|International Classification||A61J1/00, A61J1/14|
|Cooperative Classification||A61J1/1425, A61J2205/20|
|Mar 10, 2004||FPAY||Fee payment|
Year of fee payment: 4
|Nov 1, 2007||FPAY||Fee payment|
Year of fee payment: 8
|May 28, 2012||REMI||Maintenance fee reminder mailed|
|Oct 17, 2012||REIN||Reinstatement after maintenance fee payment confirmed|
|Oct 17, 2012||LAPS||Lapse for failure to pay maintenance fees|
|Dec 4, 2012||FP||Expired due to failure to pay maintenance fee|
Effective date: 20121017
|Aug 22, 2014||AS||Assignment|
Owner name: CERTA DOSE, INC., COLORADO
Free format text: ASSIGNMENT OF ASSIGNORS INTEREST;ASSIGNOR:BROSELOW, JAMES B.;REEL/FRAME:033595/0429
Effective date: 20140821
|Sep 1, 2014||PRDP||Patent reinstated due to the acceptance of a late maintenance fee|
Effective date: 20140905
|Sep 5, 2014||FPAY||Fee payment|

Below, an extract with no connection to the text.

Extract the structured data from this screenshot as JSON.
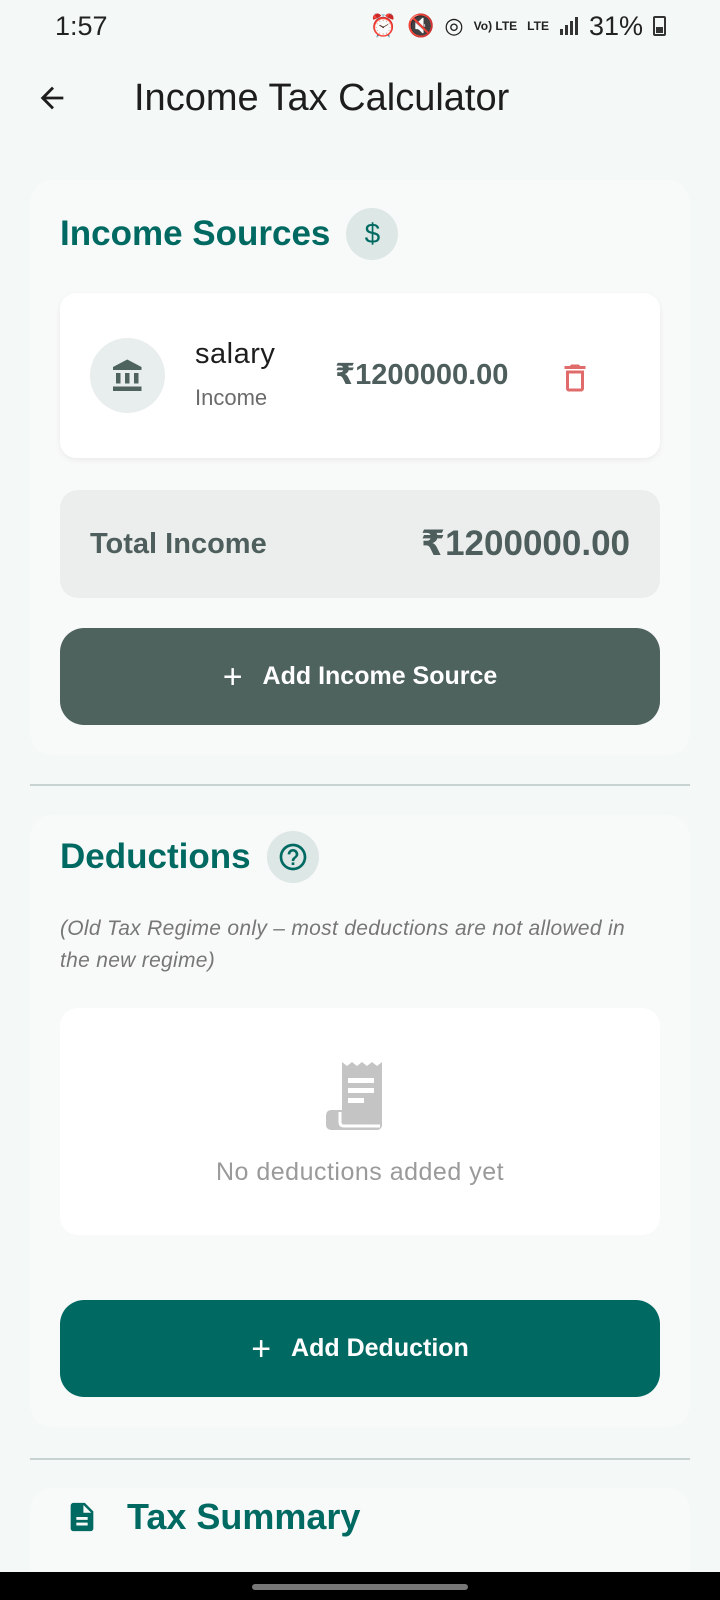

Year of fee payment: 12
|Sep 5, 2014||SULP||Surcharge for late payment|